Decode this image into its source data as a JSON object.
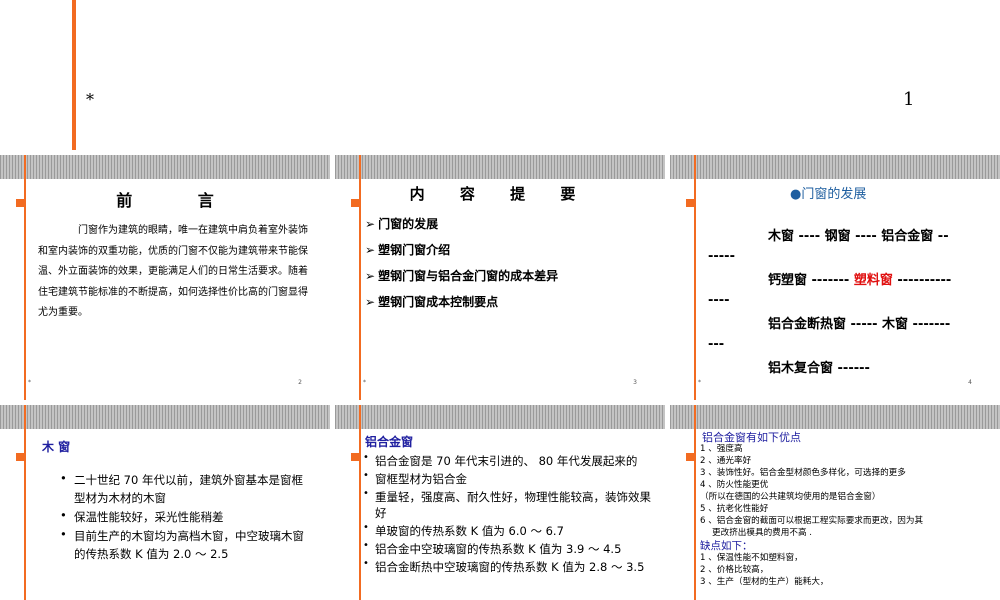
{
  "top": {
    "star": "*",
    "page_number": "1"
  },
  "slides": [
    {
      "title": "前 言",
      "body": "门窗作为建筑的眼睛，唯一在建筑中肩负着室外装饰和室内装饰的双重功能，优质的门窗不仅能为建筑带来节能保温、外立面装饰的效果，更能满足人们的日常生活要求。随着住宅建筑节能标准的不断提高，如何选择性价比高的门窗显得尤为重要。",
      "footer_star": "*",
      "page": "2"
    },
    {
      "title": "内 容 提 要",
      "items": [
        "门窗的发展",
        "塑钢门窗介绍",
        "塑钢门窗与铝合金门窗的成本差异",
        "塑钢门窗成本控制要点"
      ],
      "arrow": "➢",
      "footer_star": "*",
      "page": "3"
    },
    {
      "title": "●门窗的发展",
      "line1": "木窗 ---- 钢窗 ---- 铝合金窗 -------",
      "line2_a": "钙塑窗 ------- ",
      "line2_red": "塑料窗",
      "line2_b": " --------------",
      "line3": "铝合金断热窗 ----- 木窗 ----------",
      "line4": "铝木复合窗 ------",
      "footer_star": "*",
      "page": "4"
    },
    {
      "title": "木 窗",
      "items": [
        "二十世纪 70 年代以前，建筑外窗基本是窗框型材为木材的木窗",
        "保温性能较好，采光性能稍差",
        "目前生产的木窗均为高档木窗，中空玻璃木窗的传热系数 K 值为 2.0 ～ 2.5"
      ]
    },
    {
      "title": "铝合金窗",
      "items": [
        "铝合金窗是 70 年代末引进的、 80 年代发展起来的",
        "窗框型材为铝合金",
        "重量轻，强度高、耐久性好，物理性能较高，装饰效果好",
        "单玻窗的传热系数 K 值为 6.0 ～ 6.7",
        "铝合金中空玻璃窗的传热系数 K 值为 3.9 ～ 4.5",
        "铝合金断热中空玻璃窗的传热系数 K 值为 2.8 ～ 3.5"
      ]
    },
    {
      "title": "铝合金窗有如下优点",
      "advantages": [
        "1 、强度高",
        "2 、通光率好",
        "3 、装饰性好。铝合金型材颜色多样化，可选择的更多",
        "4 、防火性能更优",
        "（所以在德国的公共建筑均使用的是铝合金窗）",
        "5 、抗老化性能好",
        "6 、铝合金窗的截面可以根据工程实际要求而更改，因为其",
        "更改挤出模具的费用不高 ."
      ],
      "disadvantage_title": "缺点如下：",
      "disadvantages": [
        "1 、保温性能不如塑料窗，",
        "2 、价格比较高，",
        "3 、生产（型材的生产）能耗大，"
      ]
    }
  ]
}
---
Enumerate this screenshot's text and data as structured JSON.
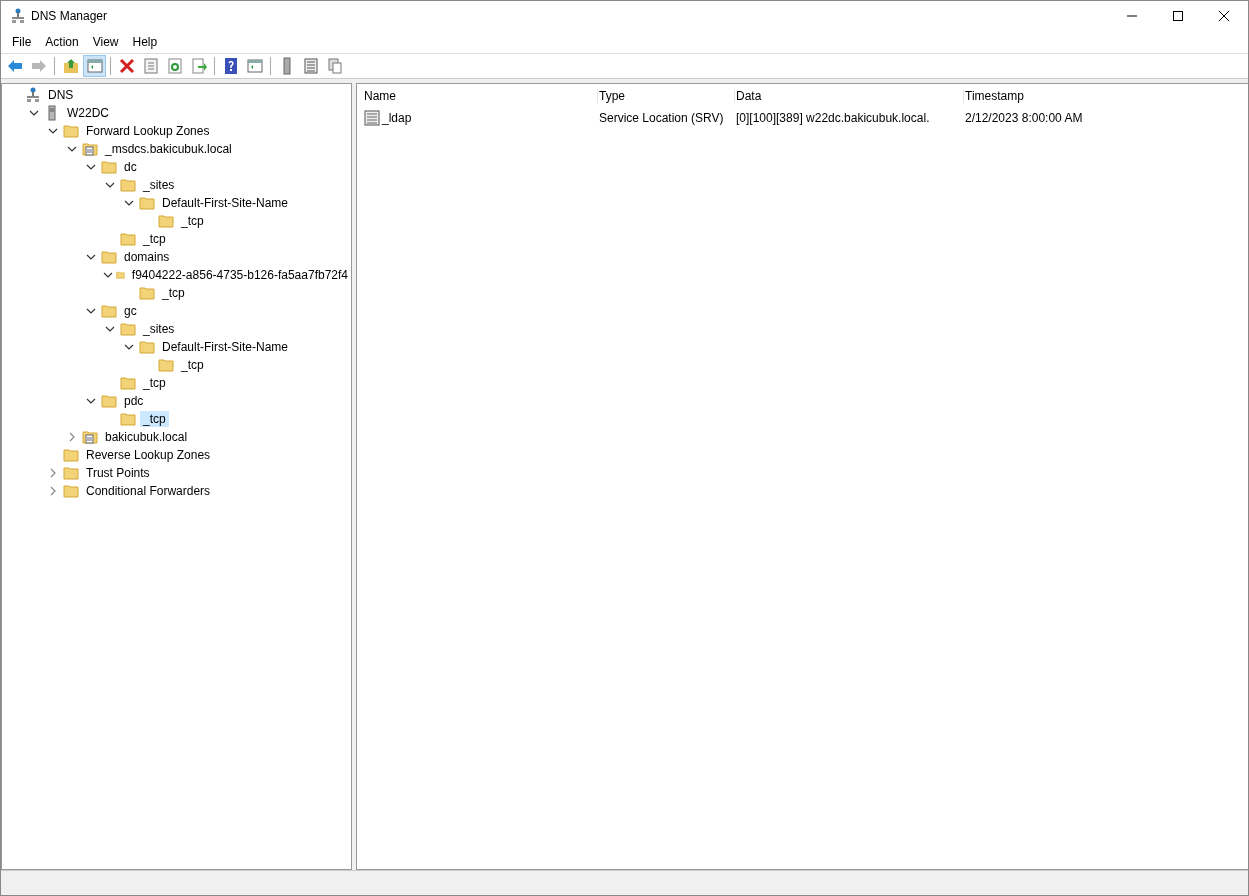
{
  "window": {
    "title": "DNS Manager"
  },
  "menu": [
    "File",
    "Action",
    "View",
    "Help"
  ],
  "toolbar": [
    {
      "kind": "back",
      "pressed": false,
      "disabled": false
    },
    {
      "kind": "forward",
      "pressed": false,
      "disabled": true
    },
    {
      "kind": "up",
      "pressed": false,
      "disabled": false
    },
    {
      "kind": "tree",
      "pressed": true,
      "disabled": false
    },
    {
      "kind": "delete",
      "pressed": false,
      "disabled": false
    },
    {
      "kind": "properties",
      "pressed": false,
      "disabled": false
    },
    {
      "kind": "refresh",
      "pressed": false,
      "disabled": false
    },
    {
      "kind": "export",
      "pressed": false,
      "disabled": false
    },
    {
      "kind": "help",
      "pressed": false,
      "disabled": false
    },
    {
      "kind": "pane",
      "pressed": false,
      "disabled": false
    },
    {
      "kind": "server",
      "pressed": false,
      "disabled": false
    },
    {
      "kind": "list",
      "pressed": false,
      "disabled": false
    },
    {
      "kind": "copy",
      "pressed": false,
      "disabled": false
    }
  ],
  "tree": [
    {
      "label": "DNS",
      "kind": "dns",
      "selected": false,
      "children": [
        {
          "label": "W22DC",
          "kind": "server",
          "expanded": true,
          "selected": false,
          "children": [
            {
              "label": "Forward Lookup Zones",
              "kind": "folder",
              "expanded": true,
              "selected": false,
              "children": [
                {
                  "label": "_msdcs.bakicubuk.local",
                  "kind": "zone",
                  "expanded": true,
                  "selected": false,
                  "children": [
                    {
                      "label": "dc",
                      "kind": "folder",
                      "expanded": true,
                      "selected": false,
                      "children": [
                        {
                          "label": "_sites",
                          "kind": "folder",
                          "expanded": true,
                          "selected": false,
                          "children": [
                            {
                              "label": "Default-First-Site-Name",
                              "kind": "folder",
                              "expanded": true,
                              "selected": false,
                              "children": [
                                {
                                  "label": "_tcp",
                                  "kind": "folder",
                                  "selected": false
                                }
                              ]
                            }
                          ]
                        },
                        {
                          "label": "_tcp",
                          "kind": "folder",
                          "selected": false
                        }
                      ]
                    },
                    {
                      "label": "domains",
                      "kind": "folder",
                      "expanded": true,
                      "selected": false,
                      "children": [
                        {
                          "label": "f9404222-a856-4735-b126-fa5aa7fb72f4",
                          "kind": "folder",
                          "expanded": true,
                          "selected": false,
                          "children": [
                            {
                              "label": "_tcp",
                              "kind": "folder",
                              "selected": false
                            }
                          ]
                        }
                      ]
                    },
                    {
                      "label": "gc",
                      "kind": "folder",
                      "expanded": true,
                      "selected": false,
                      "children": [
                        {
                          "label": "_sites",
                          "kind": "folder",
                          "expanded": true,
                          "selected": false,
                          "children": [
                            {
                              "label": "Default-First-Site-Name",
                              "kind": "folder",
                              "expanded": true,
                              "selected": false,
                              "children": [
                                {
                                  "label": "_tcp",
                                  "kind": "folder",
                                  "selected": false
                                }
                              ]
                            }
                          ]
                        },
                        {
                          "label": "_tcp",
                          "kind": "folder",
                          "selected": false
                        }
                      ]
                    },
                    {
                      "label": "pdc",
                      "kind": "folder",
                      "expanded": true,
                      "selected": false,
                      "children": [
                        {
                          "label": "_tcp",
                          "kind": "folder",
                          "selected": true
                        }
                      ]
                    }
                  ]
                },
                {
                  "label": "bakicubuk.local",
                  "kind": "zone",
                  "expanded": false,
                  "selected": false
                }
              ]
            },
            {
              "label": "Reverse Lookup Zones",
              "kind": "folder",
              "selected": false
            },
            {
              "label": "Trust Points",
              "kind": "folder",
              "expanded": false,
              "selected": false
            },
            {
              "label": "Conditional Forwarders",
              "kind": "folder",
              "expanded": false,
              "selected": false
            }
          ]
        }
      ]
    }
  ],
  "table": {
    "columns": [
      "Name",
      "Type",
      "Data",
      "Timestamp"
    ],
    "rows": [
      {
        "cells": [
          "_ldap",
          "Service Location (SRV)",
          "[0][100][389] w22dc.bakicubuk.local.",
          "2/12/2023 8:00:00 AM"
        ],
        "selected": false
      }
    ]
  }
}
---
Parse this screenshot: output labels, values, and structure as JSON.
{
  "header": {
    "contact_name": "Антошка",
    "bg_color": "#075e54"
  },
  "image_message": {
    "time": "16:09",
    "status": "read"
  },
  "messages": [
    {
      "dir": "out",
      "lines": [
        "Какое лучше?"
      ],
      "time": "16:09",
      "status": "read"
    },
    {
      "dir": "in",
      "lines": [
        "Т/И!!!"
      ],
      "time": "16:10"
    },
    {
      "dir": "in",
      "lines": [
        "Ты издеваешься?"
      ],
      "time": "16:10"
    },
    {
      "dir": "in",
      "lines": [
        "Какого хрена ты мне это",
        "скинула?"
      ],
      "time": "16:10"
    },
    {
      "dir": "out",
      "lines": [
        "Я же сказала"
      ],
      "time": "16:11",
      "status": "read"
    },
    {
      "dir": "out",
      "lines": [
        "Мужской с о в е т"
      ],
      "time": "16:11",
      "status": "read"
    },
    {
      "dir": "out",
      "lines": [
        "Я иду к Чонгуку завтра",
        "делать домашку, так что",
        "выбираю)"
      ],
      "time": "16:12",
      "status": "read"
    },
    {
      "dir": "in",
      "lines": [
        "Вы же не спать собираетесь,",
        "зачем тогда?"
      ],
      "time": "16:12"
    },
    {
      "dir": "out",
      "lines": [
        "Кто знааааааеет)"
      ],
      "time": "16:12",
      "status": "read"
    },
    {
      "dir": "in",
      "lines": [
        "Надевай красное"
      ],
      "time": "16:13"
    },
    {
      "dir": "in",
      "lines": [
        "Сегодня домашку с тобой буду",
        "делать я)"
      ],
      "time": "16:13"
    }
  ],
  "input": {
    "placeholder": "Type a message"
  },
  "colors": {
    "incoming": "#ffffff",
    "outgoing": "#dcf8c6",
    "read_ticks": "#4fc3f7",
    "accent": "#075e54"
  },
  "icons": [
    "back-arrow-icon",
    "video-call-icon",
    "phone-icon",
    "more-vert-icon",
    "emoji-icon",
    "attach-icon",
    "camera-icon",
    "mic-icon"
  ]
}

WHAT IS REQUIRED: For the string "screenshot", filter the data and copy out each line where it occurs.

THE ANSWER:
Enumerate this screenshot's text and data as structured JSON.
Parse this screenshot: output labels, values, and structure as JSON.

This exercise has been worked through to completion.